▶ **Exercise details**: Could you find every line in the entries below that holds the word "Solution" and copy it?

Dataset items:
-------------------------

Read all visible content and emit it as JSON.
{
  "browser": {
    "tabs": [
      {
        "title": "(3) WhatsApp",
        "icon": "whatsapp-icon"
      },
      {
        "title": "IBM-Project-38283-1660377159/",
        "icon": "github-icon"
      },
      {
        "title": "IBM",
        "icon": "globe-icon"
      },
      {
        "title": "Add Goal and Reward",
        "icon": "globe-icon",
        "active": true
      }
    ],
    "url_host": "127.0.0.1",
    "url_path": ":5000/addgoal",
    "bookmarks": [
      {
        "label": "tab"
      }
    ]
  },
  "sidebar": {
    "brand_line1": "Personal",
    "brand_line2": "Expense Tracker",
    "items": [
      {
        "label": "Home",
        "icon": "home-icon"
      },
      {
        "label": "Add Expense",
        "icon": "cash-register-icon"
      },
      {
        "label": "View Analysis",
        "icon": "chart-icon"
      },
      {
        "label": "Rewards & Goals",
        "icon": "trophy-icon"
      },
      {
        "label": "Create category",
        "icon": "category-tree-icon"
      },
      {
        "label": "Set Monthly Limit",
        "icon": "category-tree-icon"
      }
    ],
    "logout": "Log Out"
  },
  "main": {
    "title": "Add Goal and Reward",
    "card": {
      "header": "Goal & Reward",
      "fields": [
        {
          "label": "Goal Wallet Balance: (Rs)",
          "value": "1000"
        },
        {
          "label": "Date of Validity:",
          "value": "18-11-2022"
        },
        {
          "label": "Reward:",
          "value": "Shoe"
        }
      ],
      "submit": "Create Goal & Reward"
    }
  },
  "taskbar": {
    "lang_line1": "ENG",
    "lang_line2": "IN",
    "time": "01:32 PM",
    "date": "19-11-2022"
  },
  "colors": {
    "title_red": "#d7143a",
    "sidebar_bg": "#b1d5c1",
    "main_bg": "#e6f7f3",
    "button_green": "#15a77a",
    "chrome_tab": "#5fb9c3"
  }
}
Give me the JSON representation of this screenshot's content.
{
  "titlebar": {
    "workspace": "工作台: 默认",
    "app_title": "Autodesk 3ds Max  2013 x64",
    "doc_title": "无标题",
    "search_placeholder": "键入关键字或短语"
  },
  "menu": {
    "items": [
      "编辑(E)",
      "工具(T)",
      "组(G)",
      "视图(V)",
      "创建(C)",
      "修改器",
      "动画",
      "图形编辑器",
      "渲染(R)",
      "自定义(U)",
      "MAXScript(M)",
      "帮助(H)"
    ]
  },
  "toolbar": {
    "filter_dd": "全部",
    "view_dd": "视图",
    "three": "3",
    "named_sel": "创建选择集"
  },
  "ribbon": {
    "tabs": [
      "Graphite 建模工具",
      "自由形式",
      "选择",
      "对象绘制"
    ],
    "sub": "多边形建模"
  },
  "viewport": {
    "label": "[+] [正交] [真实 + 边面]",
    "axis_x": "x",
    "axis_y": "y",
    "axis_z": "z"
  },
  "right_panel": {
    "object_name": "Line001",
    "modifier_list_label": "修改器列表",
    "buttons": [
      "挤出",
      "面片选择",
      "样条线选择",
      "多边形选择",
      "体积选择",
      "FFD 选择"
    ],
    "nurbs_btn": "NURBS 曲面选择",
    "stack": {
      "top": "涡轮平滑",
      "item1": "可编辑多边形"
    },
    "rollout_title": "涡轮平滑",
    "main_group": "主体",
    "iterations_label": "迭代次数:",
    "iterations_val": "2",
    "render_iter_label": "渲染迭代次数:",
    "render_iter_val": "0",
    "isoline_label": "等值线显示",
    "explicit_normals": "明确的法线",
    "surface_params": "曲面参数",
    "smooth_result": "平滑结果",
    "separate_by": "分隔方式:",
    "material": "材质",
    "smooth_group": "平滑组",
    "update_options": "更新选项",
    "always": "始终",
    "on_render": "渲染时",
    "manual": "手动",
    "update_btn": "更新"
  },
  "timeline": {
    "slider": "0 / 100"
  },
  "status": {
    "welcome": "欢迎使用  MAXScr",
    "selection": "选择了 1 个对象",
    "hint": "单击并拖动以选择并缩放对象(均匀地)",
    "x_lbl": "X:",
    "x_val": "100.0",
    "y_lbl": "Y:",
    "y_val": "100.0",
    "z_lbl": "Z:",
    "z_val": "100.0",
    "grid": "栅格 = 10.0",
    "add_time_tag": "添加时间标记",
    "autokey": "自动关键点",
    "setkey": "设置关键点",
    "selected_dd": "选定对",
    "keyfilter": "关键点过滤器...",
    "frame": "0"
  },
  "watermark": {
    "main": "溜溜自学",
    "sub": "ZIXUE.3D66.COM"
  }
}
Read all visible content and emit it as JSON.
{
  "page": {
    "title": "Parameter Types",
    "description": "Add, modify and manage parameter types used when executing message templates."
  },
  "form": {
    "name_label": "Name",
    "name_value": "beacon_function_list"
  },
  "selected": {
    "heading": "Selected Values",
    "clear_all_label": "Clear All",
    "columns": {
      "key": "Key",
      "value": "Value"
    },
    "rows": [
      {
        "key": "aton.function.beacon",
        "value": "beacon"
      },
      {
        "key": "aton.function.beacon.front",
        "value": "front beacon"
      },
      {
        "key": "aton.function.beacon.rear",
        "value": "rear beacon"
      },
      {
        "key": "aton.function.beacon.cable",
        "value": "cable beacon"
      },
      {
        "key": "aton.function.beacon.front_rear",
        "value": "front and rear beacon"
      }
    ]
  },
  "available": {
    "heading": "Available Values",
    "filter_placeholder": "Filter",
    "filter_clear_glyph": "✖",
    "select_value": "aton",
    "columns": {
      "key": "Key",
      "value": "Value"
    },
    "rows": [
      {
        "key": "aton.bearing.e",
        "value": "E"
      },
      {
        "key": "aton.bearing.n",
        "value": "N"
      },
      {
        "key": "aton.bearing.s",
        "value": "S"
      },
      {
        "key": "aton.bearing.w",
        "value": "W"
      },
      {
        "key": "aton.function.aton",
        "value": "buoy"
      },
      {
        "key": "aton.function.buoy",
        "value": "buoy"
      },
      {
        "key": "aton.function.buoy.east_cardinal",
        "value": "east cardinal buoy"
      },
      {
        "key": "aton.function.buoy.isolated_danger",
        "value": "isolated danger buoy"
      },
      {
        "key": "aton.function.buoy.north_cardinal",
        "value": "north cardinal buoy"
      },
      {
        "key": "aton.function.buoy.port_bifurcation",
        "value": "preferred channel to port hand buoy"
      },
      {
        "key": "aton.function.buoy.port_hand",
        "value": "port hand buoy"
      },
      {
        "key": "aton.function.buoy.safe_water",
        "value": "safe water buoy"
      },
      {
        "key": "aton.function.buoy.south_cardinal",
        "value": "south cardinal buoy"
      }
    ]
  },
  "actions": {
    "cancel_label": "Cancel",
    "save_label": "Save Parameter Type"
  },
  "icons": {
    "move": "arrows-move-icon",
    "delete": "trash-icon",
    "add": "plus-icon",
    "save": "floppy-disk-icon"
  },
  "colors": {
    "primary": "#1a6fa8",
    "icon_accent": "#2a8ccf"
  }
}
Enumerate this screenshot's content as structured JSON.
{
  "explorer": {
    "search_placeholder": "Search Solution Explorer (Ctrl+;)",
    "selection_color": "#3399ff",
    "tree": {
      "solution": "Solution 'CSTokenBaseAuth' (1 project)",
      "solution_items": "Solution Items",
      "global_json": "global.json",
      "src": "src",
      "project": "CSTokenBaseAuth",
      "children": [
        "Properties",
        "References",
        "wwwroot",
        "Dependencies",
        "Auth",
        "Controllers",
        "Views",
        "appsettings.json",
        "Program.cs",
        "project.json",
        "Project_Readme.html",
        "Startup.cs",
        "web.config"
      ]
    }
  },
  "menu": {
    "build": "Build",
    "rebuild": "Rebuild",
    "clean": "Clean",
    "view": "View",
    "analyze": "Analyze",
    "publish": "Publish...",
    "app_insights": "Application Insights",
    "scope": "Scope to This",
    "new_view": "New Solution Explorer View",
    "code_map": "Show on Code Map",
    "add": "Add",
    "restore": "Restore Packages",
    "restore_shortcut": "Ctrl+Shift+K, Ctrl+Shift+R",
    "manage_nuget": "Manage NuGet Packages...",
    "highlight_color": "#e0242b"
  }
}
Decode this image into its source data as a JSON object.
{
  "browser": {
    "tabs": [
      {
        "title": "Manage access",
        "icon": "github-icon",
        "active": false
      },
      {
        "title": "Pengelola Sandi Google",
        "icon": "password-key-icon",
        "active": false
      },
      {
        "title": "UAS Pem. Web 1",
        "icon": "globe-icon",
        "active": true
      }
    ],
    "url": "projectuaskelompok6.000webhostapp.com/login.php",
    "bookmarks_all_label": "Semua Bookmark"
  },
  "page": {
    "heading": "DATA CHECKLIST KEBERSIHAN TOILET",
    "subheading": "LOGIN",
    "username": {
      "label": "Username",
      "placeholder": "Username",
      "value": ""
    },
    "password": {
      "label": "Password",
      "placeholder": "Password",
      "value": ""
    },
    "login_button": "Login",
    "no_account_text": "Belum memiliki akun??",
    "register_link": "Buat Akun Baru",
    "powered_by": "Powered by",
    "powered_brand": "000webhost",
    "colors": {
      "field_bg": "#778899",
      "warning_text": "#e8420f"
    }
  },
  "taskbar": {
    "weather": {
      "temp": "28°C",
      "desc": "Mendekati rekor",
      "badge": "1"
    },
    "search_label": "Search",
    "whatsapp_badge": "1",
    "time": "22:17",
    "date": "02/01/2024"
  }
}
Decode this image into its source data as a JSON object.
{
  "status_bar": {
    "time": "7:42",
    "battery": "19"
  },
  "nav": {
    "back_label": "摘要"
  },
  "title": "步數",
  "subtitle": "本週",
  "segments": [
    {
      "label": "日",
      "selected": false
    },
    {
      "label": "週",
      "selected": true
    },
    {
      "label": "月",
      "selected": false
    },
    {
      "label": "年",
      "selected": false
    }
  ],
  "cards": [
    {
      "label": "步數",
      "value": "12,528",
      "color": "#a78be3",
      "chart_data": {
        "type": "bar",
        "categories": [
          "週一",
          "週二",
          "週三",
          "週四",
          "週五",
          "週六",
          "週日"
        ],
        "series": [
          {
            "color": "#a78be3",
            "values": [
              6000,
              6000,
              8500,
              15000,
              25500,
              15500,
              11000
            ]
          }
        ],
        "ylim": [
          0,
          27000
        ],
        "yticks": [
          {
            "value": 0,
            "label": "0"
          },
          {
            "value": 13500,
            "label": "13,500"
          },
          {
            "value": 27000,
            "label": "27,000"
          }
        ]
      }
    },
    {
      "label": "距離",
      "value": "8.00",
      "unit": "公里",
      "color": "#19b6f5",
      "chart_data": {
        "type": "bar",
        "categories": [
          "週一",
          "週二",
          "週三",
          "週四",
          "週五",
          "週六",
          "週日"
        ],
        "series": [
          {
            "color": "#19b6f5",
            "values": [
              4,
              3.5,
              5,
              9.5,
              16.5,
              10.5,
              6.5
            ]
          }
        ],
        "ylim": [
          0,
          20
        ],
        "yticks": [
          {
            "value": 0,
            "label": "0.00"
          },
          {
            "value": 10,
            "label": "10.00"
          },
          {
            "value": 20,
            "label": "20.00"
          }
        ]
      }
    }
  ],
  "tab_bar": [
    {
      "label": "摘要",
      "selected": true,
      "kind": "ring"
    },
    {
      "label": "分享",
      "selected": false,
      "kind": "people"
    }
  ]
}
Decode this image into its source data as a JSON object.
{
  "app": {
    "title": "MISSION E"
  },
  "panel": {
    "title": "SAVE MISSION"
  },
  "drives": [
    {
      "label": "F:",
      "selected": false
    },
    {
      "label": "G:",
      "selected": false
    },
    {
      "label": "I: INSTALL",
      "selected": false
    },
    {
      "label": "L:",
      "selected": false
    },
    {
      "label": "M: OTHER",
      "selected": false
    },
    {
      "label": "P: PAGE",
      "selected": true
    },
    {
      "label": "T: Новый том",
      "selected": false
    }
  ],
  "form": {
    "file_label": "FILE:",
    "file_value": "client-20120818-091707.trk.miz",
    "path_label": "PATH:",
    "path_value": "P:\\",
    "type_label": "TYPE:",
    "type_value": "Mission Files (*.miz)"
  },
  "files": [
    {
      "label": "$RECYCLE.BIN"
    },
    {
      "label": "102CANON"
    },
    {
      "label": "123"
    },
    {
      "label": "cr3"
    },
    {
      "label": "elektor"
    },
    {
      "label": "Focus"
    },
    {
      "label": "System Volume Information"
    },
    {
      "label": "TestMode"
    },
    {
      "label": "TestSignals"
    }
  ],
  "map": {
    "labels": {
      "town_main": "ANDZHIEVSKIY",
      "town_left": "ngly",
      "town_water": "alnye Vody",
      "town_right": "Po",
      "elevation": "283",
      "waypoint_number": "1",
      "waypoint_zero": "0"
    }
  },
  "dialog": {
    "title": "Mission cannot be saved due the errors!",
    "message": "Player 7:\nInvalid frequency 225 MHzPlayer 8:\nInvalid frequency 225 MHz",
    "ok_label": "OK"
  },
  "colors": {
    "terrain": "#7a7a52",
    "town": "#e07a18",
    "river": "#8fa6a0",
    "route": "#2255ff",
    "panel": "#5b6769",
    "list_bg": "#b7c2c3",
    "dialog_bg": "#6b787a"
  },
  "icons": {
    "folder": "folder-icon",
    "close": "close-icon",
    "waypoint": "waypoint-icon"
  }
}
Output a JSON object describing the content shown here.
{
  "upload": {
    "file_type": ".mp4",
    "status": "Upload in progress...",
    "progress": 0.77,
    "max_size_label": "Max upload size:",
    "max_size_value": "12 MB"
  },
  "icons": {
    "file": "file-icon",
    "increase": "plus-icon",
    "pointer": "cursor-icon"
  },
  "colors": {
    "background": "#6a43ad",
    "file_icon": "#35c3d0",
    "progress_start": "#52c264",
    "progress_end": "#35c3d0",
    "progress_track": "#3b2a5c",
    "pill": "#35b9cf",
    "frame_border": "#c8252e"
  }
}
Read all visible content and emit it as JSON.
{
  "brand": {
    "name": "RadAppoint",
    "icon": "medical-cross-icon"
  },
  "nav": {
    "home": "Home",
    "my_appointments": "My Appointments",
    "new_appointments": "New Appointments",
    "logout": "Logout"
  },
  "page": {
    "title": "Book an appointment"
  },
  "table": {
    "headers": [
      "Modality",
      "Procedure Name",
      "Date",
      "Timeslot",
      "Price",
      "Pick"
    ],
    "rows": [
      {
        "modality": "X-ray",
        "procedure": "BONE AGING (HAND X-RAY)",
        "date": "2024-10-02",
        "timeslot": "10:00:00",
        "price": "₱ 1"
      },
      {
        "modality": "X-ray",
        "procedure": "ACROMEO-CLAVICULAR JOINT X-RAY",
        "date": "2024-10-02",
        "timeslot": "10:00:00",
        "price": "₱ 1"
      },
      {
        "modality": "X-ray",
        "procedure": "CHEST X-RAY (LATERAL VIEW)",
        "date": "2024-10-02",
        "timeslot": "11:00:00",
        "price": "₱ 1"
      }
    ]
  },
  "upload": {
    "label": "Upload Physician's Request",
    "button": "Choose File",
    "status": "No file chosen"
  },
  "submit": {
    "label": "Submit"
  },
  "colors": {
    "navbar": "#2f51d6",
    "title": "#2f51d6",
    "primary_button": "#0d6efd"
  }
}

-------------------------

▶ **Answer area**:
    "search_placeholder": "Search Solution Explorer (Ctrl+;)",
      "solution": "Solution 'CSTokenBaseAuth' (1 project)",
      "solution_items": "Solution Items",
    "new_view": "New Solution Explorer View",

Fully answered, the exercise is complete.